#### PROVIDED DATA

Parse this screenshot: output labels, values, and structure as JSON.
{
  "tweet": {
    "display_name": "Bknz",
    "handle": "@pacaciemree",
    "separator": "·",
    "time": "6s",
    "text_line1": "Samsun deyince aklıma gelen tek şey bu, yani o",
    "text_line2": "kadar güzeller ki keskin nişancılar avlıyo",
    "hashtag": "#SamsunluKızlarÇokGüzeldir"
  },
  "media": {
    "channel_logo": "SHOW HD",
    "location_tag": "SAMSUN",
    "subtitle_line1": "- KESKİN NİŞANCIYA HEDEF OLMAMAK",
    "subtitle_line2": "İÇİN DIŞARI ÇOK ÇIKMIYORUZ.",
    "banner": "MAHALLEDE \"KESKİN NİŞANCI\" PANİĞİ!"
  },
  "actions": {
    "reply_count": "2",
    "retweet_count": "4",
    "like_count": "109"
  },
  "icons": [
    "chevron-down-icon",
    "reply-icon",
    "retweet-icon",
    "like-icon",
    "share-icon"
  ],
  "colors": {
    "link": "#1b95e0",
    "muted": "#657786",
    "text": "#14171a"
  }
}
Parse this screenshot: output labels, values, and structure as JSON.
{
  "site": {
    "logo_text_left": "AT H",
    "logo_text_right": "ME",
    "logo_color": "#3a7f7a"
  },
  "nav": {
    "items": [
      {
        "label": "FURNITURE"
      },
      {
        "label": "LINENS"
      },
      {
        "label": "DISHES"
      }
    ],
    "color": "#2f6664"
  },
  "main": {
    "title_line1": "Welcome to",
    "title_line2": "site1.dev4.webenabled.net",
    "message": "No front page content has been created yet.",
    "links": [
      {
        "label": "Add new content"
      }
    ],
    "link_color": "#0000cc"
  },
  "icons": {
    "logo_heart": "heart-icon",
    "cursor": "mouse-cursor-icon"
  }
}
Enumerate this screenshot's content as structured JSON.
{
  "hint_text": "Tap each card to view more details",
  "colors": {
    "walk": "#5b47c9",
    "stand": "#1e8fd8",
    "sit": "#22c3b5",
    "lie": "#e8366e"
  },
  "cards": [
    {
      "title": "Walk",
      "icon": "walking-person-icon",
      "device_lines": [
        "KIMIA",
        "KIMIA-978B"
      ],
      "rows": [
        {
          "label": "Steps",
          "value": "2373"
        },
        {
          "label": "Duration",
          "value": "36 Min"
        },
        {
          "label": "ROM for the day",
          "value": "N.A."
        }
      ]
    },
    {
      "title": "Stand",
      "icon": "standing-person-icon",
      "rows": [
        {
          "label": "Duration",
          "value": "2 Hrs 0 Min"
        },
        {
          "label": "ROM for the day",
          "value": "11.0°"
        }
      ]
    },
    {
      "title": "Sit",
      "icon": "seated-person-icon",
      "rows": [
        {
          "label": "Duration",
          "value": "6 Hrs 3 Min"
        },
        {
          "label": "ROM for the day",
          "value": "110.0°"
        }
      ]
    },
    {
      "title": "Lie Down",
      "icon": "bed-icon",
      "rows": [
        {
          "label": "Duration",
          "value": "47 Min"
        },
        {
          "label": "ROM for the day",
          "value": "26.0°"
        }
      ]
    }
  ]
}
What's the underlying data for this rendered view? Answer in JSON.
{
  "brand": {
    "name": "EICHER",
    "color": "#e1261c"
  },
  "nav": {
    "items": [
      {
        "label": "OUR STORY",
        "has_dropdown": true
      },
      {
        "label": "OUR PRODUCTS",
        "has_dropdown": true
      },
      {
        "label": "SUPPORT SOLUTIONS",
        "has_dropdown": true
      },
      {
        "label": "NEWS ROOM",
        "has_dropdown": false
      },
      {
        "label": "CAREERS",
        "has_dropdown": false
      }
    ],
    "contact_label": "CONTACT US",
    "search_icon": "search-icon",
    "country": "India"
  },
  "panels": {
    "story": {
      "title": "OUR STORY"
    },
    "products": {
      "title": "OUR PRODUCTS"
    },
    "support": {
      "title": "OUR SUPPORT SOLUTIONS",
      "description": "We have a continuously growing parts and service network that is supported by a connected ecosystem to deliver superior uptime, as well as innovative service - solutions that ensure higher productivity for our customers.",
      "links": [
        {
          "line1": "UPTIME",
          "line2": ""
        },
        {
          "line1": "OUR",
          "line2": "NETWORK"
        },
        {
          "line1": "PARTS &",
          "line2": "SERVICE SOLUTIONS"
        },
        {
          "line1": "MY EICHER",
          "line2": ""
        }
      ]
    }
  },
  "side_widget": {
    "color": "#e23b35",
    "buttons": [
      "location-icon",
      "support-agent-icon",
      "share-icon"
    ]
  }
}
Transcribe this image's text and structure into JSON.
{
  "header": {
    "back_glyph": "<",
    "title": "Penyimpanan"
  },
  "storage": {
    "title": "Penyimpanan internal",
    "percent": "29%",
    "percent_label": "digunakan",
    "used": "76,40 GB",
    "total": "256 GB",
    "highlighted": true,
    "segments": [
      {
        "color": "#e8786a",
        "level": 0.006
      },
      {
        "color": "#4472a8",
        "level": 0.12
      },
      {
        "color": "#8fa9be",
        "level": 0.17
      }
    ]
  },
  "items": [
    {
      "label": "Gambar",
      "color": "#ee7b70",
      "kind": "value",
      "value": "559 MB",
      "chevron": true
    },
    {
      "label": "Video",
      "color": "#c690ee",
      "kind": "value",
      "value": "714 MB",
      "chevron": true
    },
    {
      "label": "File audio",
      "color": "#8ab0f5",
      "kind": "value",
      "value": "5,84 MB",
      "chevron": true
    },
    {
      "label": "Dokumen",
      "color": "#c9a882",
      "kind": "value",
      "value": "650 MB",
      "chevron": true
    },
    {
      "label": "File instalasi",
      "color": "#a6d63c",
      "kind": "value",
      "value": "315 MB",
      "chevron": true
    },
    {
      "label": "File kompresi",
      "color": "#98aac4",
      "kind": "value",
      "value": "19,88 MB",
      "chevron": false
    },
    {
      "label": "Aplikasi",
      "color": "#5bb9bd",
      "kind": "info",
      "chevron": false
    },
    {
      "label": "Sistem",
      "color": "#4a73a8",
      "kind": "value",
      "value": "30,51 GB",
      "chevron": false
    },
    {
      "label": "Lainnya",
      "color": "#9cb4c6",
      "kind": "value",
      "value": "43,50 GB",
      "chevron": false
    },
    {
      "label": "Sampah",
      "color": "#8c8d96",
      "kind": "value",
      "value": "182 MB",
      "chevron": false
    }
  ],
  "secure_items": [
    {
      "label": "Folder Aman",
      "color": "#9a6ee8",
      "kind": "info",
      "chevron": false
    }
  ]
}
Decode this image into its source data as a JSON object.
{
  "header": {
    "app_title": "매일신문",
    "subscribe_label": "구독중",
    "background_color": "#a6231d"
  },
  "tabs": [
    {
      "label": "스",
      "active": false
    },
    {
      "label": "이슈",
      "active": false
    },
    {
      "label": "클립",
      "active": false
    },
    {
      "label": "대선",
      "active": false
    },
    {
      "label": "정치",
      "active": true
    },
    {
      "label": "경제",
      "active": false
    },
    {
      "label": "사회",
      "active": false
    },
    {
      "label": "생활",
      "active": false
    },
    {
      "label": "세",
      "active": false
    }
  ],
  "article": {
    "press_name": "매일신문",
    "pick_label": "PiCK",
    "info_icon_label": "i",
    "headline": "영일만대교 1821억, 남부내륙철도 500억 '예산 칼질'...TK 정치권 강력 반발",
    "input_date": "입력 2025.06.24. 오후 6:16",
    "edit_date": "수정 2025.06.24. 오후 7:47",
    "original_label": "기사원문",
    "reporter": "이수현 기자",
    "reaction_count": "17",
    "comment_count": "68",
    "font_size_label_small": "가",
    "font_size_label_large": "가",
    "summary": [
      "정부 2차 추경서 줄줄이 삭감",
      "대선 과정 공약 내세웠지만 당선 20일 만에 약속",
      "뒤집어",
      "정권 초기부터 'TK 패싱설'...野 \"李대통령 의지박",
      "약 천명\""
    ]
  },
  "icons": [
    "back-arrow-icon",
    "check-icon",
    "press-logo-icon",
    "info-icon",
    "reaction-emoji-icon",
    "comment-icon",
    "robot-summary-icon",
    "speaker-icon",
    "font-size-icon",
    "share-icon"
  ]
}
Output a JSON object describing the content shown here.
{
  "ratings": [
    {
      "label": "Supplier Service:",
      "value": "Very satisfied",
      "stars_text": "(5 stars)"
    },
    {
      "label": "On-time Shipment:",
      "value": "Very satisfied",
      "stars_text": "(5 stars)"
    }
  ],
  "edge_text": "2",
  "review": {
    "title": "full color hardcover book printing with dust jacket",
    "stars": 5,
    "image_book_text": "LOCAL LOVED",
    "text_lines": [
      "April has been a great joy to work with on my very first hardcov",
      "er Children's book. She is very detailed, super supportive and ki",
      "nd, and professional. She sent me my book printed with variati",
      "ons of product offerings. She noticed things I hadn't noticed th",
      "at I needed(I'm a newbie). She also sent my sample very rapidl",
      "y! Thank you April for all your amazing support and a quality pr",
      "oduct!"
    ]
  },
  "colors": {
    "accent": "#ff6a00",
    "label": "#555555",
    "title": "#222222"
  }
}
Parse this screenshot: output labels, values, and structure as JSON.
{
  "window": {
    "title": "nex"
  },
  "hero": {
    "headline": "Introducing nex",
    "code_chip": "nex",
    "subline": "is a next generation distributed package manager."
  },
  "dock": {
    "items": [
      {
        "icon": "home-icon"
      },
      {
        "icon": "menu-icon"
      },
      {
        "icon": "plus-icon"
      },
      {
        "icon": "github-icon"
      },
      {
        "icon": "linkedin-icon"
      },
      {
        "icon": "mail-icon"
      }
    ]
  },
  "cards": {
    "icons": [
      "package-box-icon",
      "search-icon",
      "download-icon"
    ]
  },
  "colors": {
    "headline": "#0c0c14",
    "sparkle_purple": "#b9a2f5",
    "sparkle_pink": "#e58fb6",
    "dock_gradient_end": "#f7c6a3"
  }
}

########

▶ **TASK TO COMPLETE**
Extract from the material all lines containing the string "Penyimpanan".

▶ **PROBLEM SOLUTION**
    "title": "Penyimpanan"
    "title": "Penyimpanan internal",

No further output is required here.